By design, each class has moments where they will shine. While it’s possible–and fun–to build a character outside of those areas, no matter how you slice it your character will have things that they’re REALLY good at and things where they’re mediocre. Could your fighter with a 10 charisma try and make a bluff check on a guard? Sure. But why not let your bard with the 16 charisma do it instead? Always share the spotlight. It not only makes for a more successful campaign, but no one wants to have to sit on the sidelines and watch the party fail because one person insisted on doing everything. After all, the more heads you have in the game, the better you’ll be able to execute plans.
7. D&D doesn’t have to be a fantasy setting

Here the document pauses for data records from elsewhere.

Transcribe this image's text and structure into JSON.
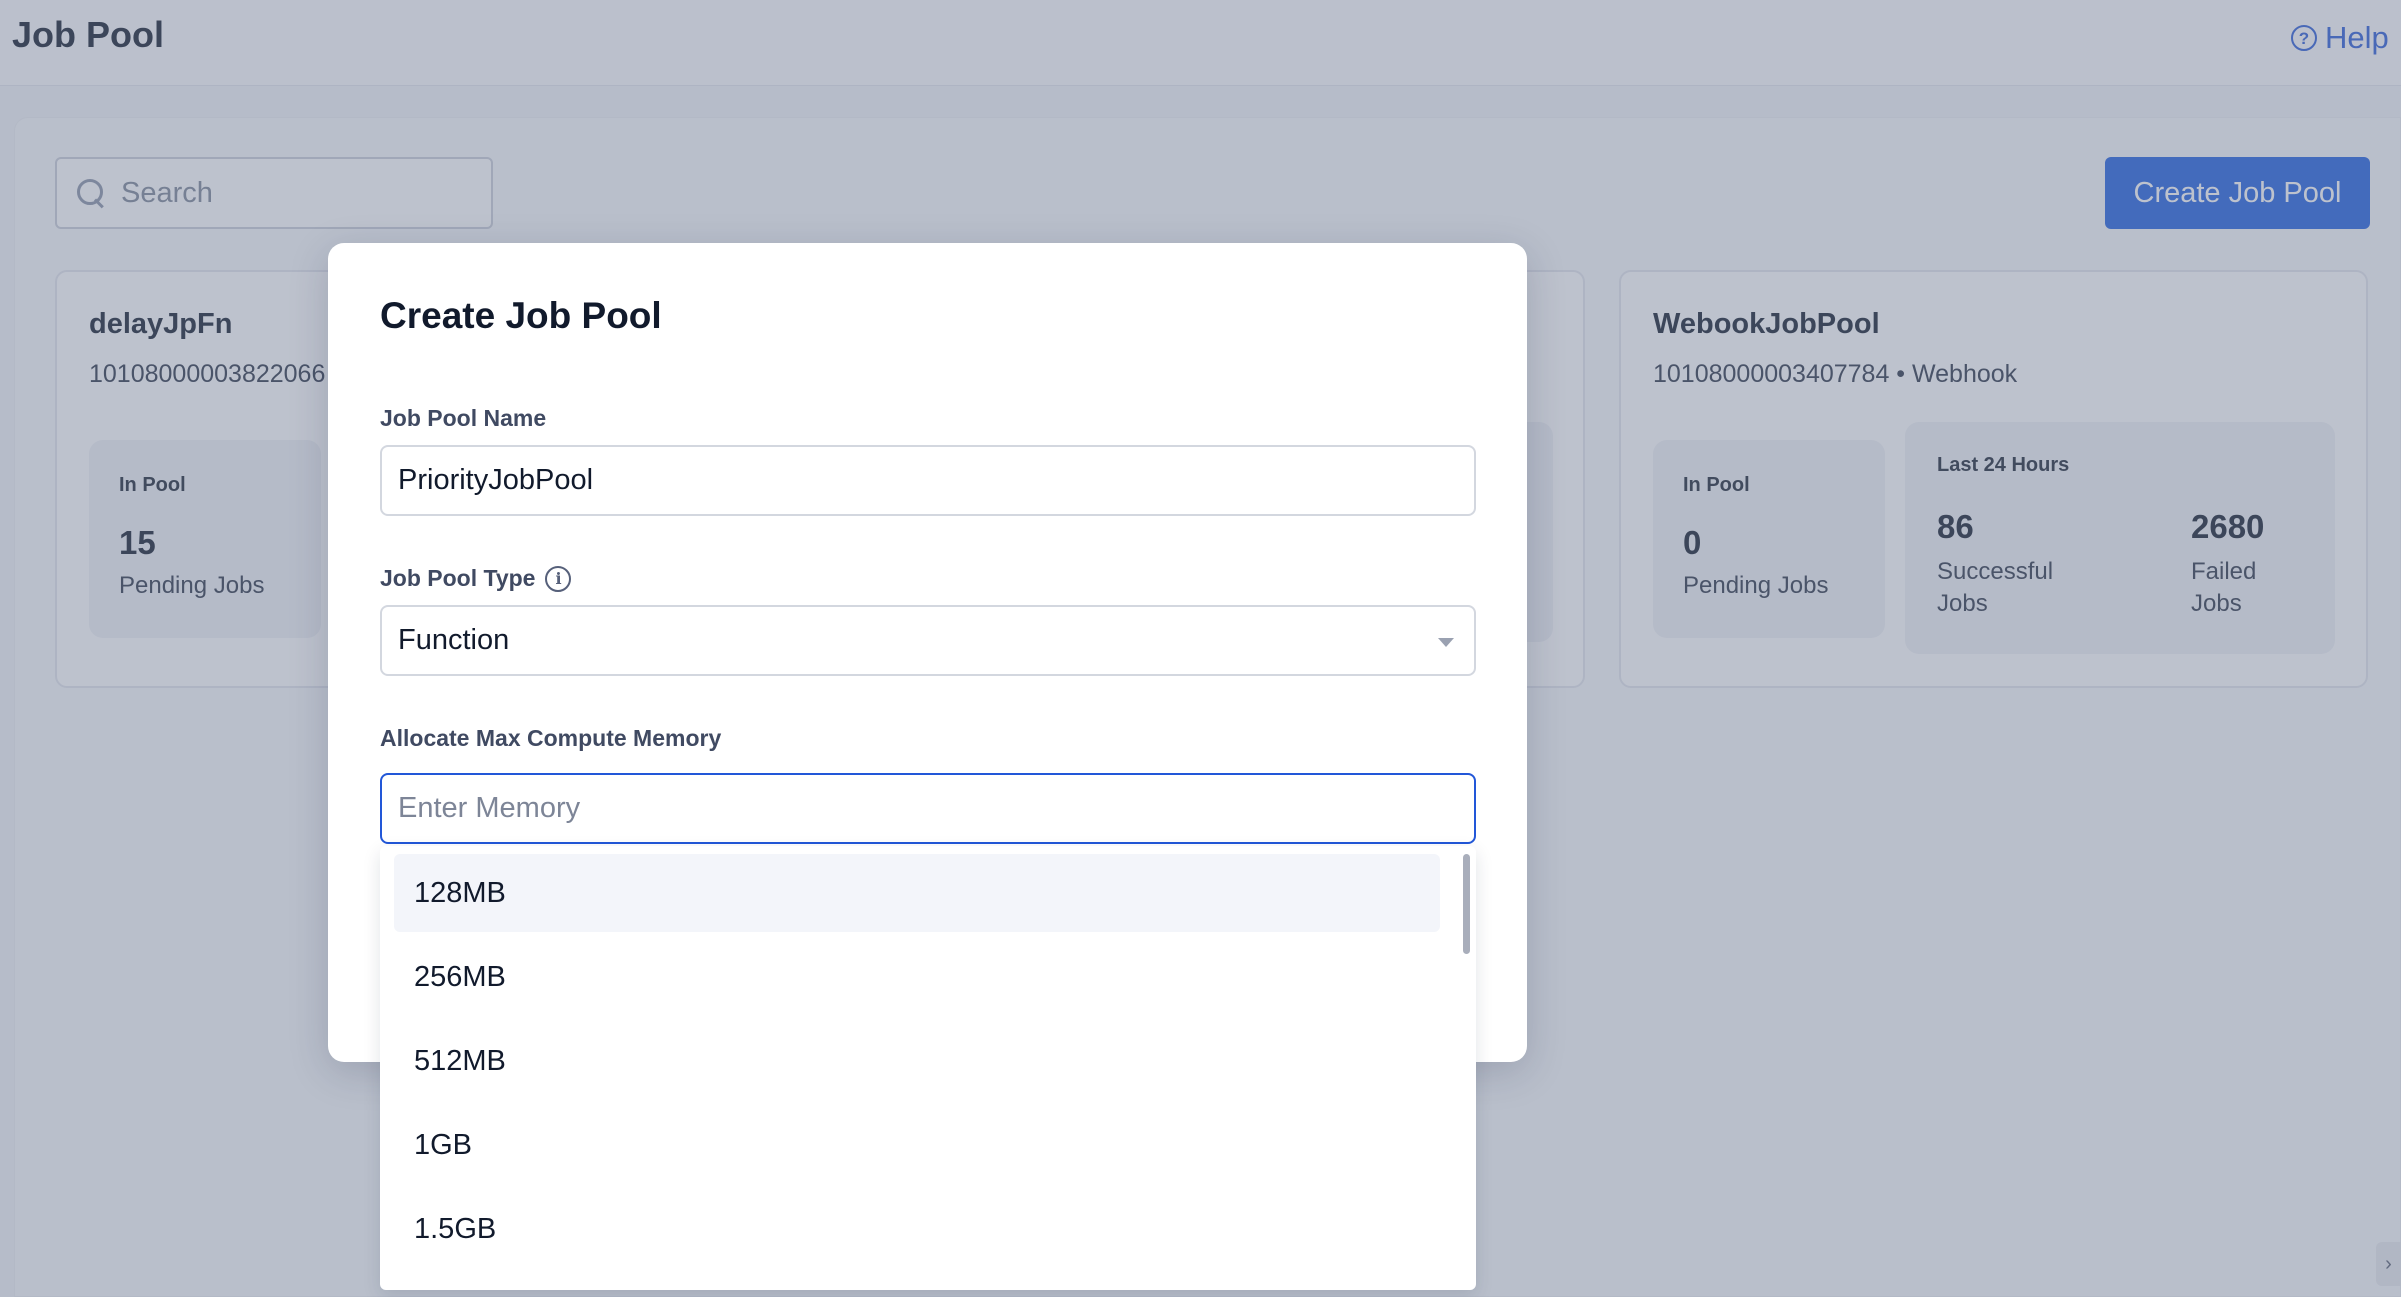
{
  "header": {
    "title": "Job Pool",
    "help_label": "Help"
  },
  "search": {
    "placeholder": "Search",
    "value": ""
  },
  "toolbar": {
    "create_label": "Create Job Pool"
  },
  "cards": [
    {
      "name": "delayJpFn",
      "subtitle": "10108000003822066",
      "in_pool_label": "In Pool",
      "pending_count": "15",
      "pending_label": "Pending Jobs"
    },
    {
      "name": "WebookJobPool",
      "subtitle": "10108000003407784 • Webhook",
      "in_pool_label": "In Pool",
      "pending_count": "0",
      "pending_label": "Pending Jobs",
      "last24_label": "Last 24 Hours",
      "successful_count": "86",
      "successful_label": "Successful Jobs",
      "failed_count": "2680",
      "failed_label": "Failed Jobs"
    }
  ],
  "modal": {
    "title": "Create Job Pool",
    "name_label": "Job Pool Name",
    "name_value": "PriorityJobPool",
    "type_label": "Job Pool Type",
    "type_value": "Function",
    "memory_label": "Allocate Max Compute Memory",
    "memory_placeholder": "Enter Memory",
    "memory_value": ""
  },
  "memory_options": [
    "128MB",
    "256MB",
    "512MB",
    "1GB",
    "1.5GB"
  ],
  "icons": {
    "search": "search-icon",
    "help": "help-circle-icon",
    "info": "info-icon",
    "caret": "caret-down-icon",
    "expand": "chevron-right-icon"
  },
  "colors": {
    "accent": "#1f5ee0",
    "focus_border": "#2257d8",
    "overlay": "#707a92"
  }
}
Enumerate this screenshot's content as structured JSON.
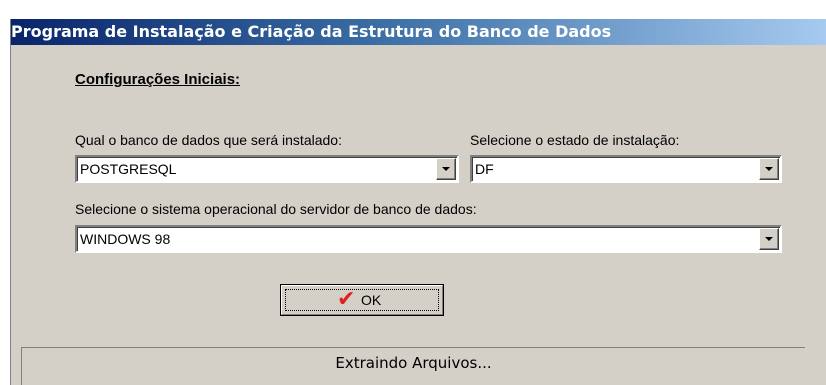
{
  "window": {
    "title": "Programa de Instalação e Criação da Estrutura do Banco de Dados"
  },
  "form": {
    "heading": "Configurações Iniciais:",
    "database_label": "Qual o banco de dados que será instalado:",
    "database_value": "POSTGRESQL",
    "state_label": "Selecione o estado de instalação:",
    "state_value": "DF",
    "os_label": "Selecione o sistema operacional do servidor de banco de dados:",
    "os_value": "WINDOWS 98"
  },
  "buttons": {
    "ok_label": "OK",
    "ok_icon": "checkmark-icon"
  },
  "status": {
    "text": "Extraindo Arquivos..."
  },
  "colors": {
    "title_gradient_start": "#0a246a",
    "title_gradient_end": "#a6caf0",
    "face": "#d4d0c8",
    "check": "#e02020"
  }
}
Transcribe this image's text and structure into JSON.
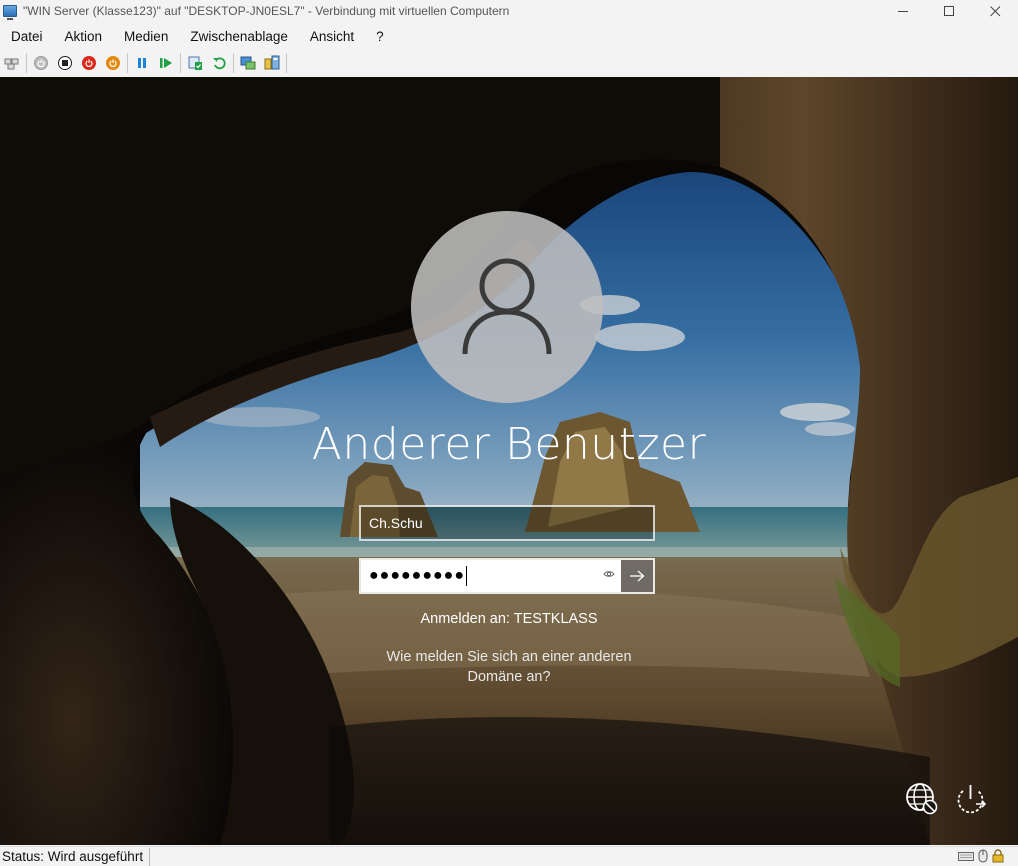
{
  "window": {
    "title": "\"WIN Server (Klasse123)\" auf \"DESKTOP-JN0ESL7\" - Verbindung mit virtuellen Computern",
    "minimize_icon": "minimize-icon",
    "maximize_icon": "maximize-icon",
    "close_icon": "close-icon"
  },
  "menu": {
    "items": [
      "Datei",
      "Aktion",
      "Medien",
      "Zwischenablage",
      "Ansicht",
      "?"
    ]
  },
  "toolbar": {
    "icons": [
      "ctrl-alt-del-icon",
      "start-icon",
      "turn-off-icon",
      "shutdown-icon",
      "power-icon",
      "pause-icon",
      "resume-icon",
      "checkpoint-icon",
      "revert-icon",
      "enhanced-session-icon",
      "share-icon"
    ]
  },
  "login": {
    "user_name": "Anderer Benutzer",
    "username_value": "Ch.Schu",
    "password_mask": "●●●●●●●●●",
    "sign_in_to": "Anmelden an: TESTKLASS",
    "other_domain_line1": "Wie melden Sie sich an einer anderen",
    "other_domain_line2": "Domäne an?"
  },
  "status": {
    "text": "Status: Wird ausgeführt"
  },
  "colors": {
    "chrome_bg": "#f3f3f3",
    "power_red": "#d9281c",
    "power_orange": "#e38a0e",
    "toolbar_blue": "#1a86d9",
    "toolbar_green": "#21a045"
  }
}
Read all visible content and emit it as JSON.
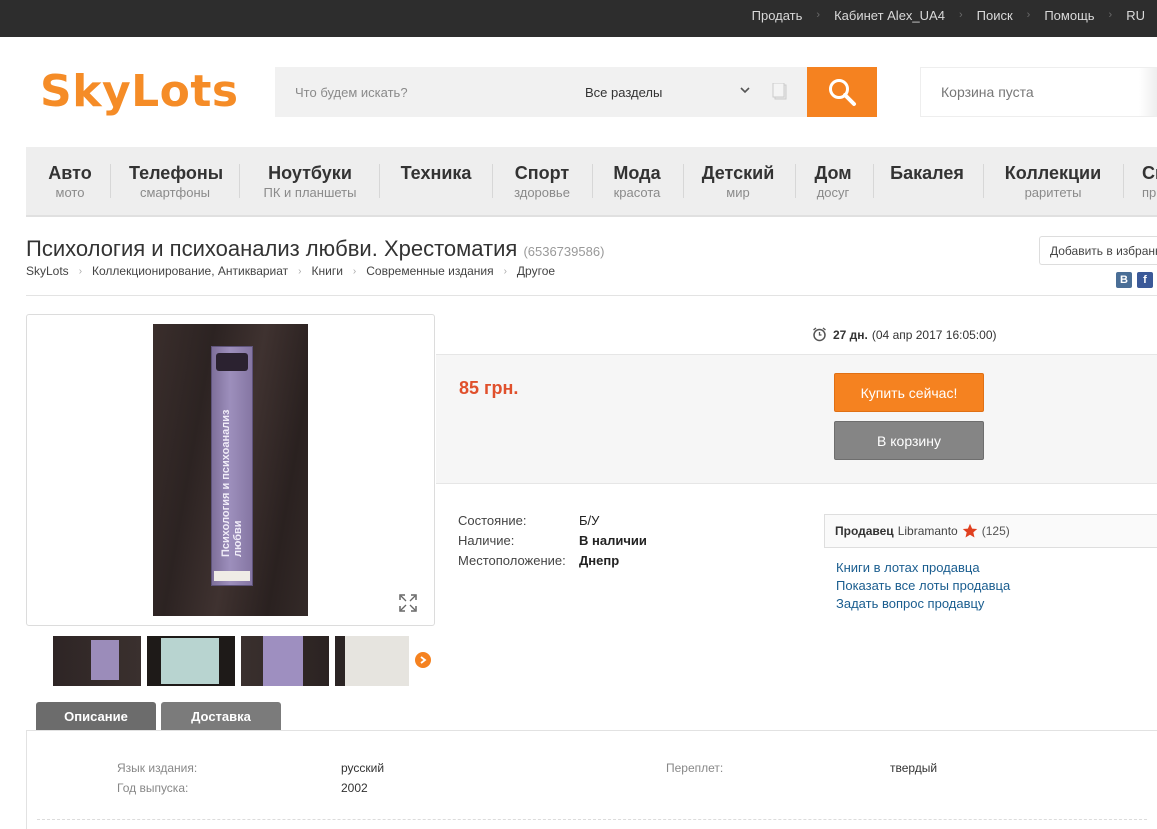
{
  "topbar": {
    "links": [
      "Продать",
      "Кабинет Alex_UA4",
      "Поиск",
      "Помощь",
      "RU"
    ]
  },
  "header": {
    "logo": "SkyLots",
    "search_placeholder": "Что будем искать?",
    "section_select": "Все разделы",
    "cart_text": "Корзина пуста"
  },
  "categories": [
    {
      "title": "Авто",
      "sub": "мото"
    },
    {
      "title": "Телефоны",
      "sub": "смартфоны"
    },
    {
      "title": "Ноутбуки",
      "sub": "ПК и планшеты"
    },
    {
      "title": "Техника",
      "sub": ""
    },
    {
      "title": "Спорт",
      "sub": "здоровье"
    },
    {
      "title": "Мода",
      "sub": "красота"
    },
    {
      "title": "Детский",
      "sub": "мир"
    },
    {
      "title": "Дом",
      "sub": "досуг"
    },
    {
      "title": "Бакалея",
      "sub": ""
    },
    {
      "title": "Коллекции",
      "sub": "раритеты"
    },
    {
      "title": "Сп",
      "sub": "пр"
    }
  ],
  "product": {
    "title": "Психология и психоанализ любви. Хрестоматия",
    "id": "(6536739586)",
    "breadcrumbs": [
      "SkyLots",
      "Коллекционирование, Антиквариат",
      "Книги",
      "Современные издания",
      "Другое"
    ],
    "fav_button": "Добавить в избранное",
    "cover_text": "Психология и психоанализ любви",
    "timer_days": "27 дн.",
    "timer_date": "(04 апр 2017 16:05:00)",
    "price": "85 грн.",
    "buy_now": "Купить сейчас!",
    "add_to_cart": "В корзину",
    "props": [
      {
        "key": "Состояние:",
        "value": "Б/У"
      },
      {
        "key": "Наличие:",
        "value": "В наличии"
      },
      {
        "key": "Местоположение:",
        "value": "Днепр"
      }
    ]
  },
  "seller": {
    "label": "Продавец",
    "name": "Libramanto",
    "rating": "(125)",
    "links": [
      "Книги в лотах продавца",
      "Показать все лоты продавца",
      "Задать вопрос продавцу"
    ]
  },
  "tabs": [
    "Описание",
    "Доставка"
  ],
  "description": {
    "rows": [
      {
        "key": "Язык издания:",
        "value": "русский"
      },
      {
        "key": "Год выпуска:",
        "value": "2002"
      },
      {
        "key": "Переплет:",
        "value": "твердый"
      }
    ]
  },
  "colors": {
    "accent": "#f58220",
    "price": "#e0502c",
    "link": "#1a5d8f",
    "topbar": "#2d2d2d"
  }
}
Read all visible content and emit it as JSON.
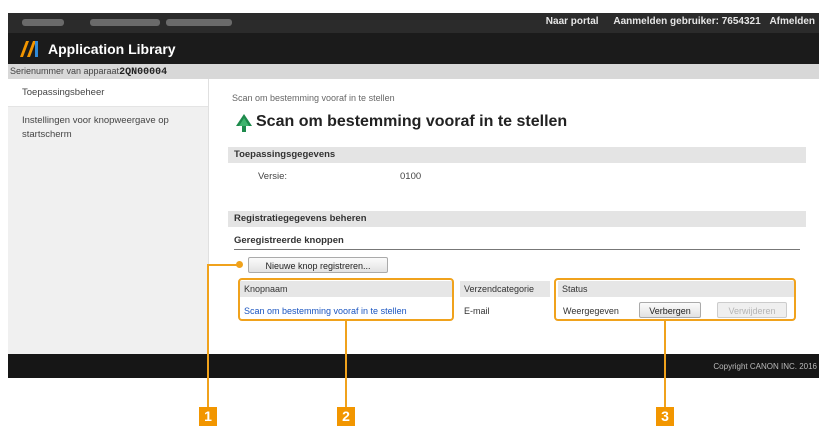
{
  "topbar": {
    "portal_link": "Naar portal",
    "login_user": "Aanmelden gebruiker: 7654321",
    "logout_link": "Afmelden"
  },
  "app": {
    "title": "Application Library"
  },
  "serial": {
    "label": "Serienummer van apparaat",
    "value": "2QN00004"
  },
  "sidebar": {
    "items": [
      {
        "label": "Toepassingsbeheer"
      },
      {
        "label": "Instellingen voor knopweergave op startscherm"
      }
    ]
  },
  "main": {
    "breadcrumb": "Scan om bestemming vooraf in te stellen",
    "title": "Scan om bestemming vooraf in te stellen",
    "app_info_header": "Toepassingsgegevens",
    "version_label": "Versie:",
    "version_value": "0100",
    "registration_header": "Registratiegegevens beheren",
    "registered_buttons_label": "Geregistreerde knoppen",
    "new_button": "Nieuwe knop registreren...",
    "table": {
      "col_name": "Knopnaam",
      "col_category": "Verzendcategorie",
      "col_status": "Status",
      "row": {
        "name": "Scan om bestemming vooraf in te stellen",
        "category": "E-mail",
        "status": "Weergegeven",
        "hide_button": "Verbergen",
        "delete_button": "Verwijderen"
      }
    },
    "to_top_icon": "to-top-icon"
  },
  "footer": {
    "copyright": "Copyright CANON INC. 2016"
  },
  "callouts": [
    "1",
    "2",
    "3"
  ],
  "colors": {
    "accent": "#f29600",
    "link": "#1a55c0",
    "appbar": "#1b1b1b"
  }
}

The base books for 5th Edition are set in the Forgotten Realms, but if you’re new to the world of roleplaying it may come as a surprise that there are other settings out there including steampunk, space opera, superheroes, and more. Currently, the options for 5th Edition are a little limited, but if you look back at earlier editions, the options become endless. Just make sure you read through the rules of each setting as some of them are not d20 based and will require a new rules set. If you want to stick within the current official Dungeons & Dragons world, check out the Guildmaster’s Guide to Ravnica, which is the universe used for Magic: The Gathering.
8. Understand different gaming styles
Dungeons and Dragons can be played any number of ways. You can have a roleplay heavy campaign with lots of intrigue and dialogue. There are ginormous dungeons that can encompass an entire campaign. You can solve every problem with judicious use of a fist or sword to the face. The game can be extremely serious with the fate of the world on the line, or it can be absolutely ridiculous with funny or weird events and randomness that makes no real sense. Like an entire city filled with llamas wearing feathered hats.
No matter how the game is played, it’s important for all players to have the same expectations. So if your DM doesn’t verbalize it, make sure you have an honest discussion with your group ahead of time and make sure everyone can have fun. Not every person is going to enjoy the same kind of campaign, and that’s okay, but you’ll have more fun with a group that wants the same kind of game that you do. At the end of the day, there isn’t really a wrong way to play Dungeons & Dragons and the important thing is that you have fun.
Have other tips or things you wish you’d known before starting the game? Leave a comment below and share it with us! If you’re looking for more articles, then check out our Archive, or head back to the Homepage for the most recent articles. New to the site? Check out our D&D Basics page for more articles to help new players get started!